Joseph Parker fans may not agree but it's a shame the WBO four-way fight-off for the title vacated by Tyson Fury couldn't take place.
Parker's bout with Andy Ruiz is a fast-track opportunity to the WBO title for the South Auckland boxer and to a lucrative period when the new champ can pick his defences after taking on the mandatory challenger - said to be British heavyweight David Haye.
But, with all due respect to the burgeoning talents of Parker and Ruiz, their clash seems lesser in stature when compared to an elimination series between the winner of IBF champ Anthony Joshua and former multiple titleholder Wladimir Klitschko on one side, with Parker-Ruiz on the other. Boxing's hideous plethora of 'world titles' meant the four-way would at least have invested matters with a decent measure of true world status.
Context time: if Parker beats Ruiz, he's the world champion, right? Well, no. It means he will be a world champion.
'World champion' means only you are one of the best four in the world; sometimes not even that, depending on the strength of challengers in competing boxing bodies. There is only one real world champion, an "undisputed" champ (the last was Lennox Lewis in 2004) - meaning he has all four of the belts bestowed by mainstream organisations the WBA, WBC, WBO and IBF. There is a fifth, the IBO, but the previous four are the most credible.
Boxing latterly invented "interim" titles and "super" champions, meaningless manoeuvres designed mostly to bring in more revenue by sanctioning 'title' fights and relying on the public being unable to distinguish these from real achievements.
That kind of flim-flam only harms the sport and, while a Parker-Ruiz fight will be hugely passionate (Parker would be the first homegrown New Zealand heavyweight to hold a world title; Ruiz the first Mexican), neither is yet recognised as top tier - although such status may not be far away.
Parker has world-class handspeed and ability to put together the holy grail of boxing - combination punches, the accurate high-speed delivery of which can dispose of an opponent every bit as efficiently as a king hit. He has science, real character, a bit of nasty in the ring and is a well-mannered, grounded 24-year-old out of it, with an easy sense of humour plus intelligence which serves him well in this demanding sport. We have yet to see if he can take a big punch.

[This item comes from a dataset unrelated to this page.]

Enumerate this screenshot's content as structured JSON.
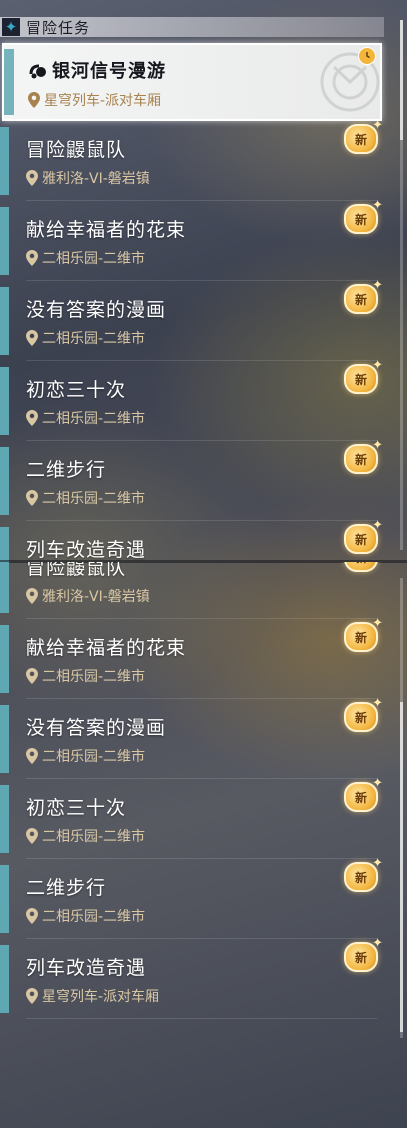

However, any world title worthy of the, uh, title surely has to involve a restored Fury, Joshua, Klitschko, current WBC champion Deontay Wilder, Russia's Alexander Povetkin, Bulgarian Kubrat Pulev, Parker and perhaps the most feared heavyweight of all, Cuban Luis Ortiz.
Never heard of him? That's because he is possibly the best mix of power and technique in the world and has been little-seen on the world stage as a result. Few titleholders want to take him on. He has just been picked up by Joshua's promoter Eddie Hearn, meaning he will now likely be seen more on the world stage. He has a bout with little-known American Malik Scott next month before heading into the mix to find the next WBA champion (Ortiz, 37, is the No 1 challenger there but, ludicrously, is not ranked in the top 10 by the WBC, IBF or WBO).
Such is boxing politics. But you can see why the WBO wanted to break their own rules by arranging the four-way box-off. It would have been more compelling than a straight Parker-Ruiz bout. However, if blame has to be laid anywhere, it is probably with Klitschko, now 40 and who has apparently opted not to fight Joshua, settling for a much easier bout against Australian heavyweight Lucas Browne. He has only a puncher's chance against the big Ukrainian unless Klitschko duplicates his lame-ass display in that giant, arm-waving, pitter-pat contest with Fury.
It's boxing's Achilles heel - instead of the best facing the best, we could wind up with four belts held by four individuals, all seeking their own career path and fat purses, with an undisputed champ some way off.
Still, Parker-Ruiz will be dead interesting even if 'world title' has to be placed in some perspective; Parker is young enough that a loss now or later will not derail his career.
If he wins the WBO crown, Parker will be in the thick of moves towards an undisputed title if/when he successfully defends his title in the UK against the dangerous Haye whose only loss (apart from one early-career setback) came in his title bid against Klitschko.
And let's face it, if Parker and his undoubted talent are to make a truly global impact, we want him to do so against the big boys rather than settle for a parade of what the great Joe Louis's team used to call "bums of the month".